The US-Japan Alliance and Taiwan

Tuesday, January 17
12:00–1:00 pm HST | 5:00–6:00 pm EST

In-Person: 258 Moore Hall (with refreshments to follow in 319 Moore Hall)

Online: Register for the Zoom webinar

In April 2021, Japan’s Prime Minister Yoshihide Suga and US President Joe Biden made global headlines when they jointly “underscored the importance of peace and stability across the Taiwan Strait”—the first such reference in a summit-level statement since both governments switched diplomatic recognition from Taipei to Beijing in the 1970s. Amidst a rapidly changing regional balance of power and with the Biden administration asserting that U.S. allies would “take action” if Beijing seeks “to use force to disrupt the status quo.” What role could Japan and the US play if there were conflict across the Taiwan Strait? How have Japanese perspectives on this question evolved over time? Join us on January 17 at 12:00–1:00 pm HST for a presentation by Adam Liff (Associate Professor of East Asian International Relations, Indiana University) and discussion moderated by Kristi Govella (Director, Center for Indo-Pacific Affairs, University of Hawai‘i at Mānoa).

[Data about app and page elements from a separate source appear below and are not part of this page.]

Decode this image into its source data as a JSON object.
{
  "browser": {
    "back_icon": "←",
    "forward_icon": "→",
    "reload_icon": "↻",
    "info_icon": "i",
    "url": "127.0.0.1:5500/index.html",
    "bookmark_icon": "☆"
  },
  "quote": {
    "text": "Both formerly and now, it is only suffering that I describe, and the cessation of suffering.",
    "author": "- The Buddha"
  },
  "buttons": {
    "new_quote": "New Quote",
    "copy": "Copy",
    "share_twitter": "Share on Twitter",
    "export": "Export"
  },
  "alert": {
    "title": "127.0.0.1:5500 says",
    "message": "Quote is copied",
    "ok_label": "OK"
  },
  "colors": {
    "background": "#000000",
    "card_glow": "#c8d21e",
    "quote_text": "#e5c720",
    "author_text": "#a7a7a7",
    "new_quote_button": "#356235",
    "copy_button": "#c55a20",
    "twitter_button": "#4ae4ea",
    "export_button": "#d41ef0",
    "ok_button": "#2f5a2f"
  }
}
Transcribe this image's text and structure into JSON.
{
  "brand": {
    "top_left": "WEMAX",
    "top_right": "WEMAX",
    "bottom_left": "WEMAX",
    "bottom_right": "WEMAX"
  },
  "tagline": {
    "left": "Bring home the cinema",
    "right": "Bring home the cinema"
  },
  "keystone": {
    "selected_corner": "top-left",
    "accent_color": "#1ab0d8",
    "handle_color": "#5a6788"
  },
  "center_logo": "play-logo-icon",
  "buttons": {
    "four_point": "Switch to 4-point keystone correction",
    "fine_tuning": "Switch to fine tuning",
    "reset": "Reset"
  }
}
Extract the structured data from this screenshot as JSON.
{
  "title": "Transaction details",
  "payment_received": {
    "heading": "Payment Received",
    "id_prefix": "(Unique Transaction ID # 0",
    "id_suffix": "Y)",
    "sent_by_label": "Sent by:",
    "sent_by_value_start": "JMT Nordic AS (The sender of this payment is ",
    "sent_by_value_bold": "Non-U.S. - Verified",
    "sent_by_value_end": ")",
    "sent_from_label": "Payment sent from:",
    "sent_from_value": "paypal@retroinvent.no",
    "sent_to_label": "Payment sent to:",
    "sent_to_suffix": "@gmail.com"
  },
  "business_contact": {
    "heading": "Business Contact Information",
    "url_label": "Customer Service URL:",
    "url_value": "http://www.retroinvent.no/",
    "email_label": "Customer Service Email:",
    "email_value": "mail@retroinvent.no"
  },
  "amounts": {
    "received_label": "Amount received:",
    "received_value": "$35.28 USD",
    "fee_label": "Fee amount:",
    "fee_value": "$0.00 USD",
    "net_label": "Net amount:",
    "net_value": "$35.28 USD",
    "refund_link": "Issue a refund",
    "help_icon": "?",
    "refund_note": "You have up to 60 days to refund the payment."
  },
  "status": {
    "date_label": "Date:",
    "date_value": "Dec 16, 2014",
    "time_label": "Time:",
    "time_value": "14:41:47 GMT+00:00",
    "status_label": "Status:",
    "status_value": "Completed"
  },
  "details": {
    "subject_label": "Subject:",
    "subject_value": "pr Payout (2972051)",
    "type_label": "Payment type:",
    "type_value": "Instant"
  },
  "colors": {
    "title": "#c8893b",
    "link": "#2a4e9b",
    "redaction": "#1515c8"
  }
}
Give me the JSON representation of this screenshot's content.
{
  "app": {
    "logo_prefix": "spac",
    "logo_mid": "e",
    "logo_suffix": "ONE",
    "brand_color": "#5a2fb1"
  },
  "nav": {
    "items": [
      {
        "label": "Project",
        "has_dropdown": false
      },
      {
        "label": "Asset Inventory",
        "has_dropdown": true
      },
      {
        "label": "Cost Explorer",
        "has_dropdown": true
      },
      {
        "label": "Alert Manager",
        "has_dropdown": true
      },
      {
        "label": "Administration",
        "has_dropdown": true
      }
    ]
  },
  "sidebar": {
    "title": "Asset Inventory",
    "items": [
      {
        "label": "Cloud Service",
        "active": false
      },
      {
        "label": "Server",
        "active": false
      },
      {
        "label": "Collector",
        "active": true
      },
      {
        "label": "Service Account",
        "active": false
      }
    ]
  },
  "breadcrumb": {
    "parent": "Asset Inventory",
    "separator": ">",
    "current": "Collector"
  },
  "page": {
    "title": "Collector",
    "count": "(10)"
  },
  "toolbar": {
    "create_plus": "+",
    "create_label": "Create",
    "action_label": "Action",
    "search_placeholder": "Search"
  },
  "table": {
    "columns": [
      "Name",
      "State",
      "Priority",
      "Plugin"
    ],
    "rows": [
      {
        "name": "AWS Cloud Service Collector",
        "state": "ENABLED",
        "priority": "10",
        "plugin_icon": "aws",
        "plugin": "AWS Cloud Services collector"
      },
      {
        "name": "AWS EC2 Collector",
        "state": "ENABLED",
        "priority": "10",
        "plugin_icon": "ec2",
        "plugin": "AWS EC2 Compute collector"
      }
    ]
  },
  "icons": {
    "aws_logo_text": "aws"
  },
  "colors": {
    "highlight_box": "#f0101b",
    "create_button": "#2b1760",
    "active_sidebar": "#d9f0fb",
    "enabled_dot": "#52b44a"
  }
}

This event is cosponsored by the University of Hawai‘i at Mānoa Center for Indo-Pacific Affairs, Center for Chinese Studies, Center for Japanese Studies, Department of Asian Studies, and Department of Political Science and by the East-West Center.

This webinar will not be recorded.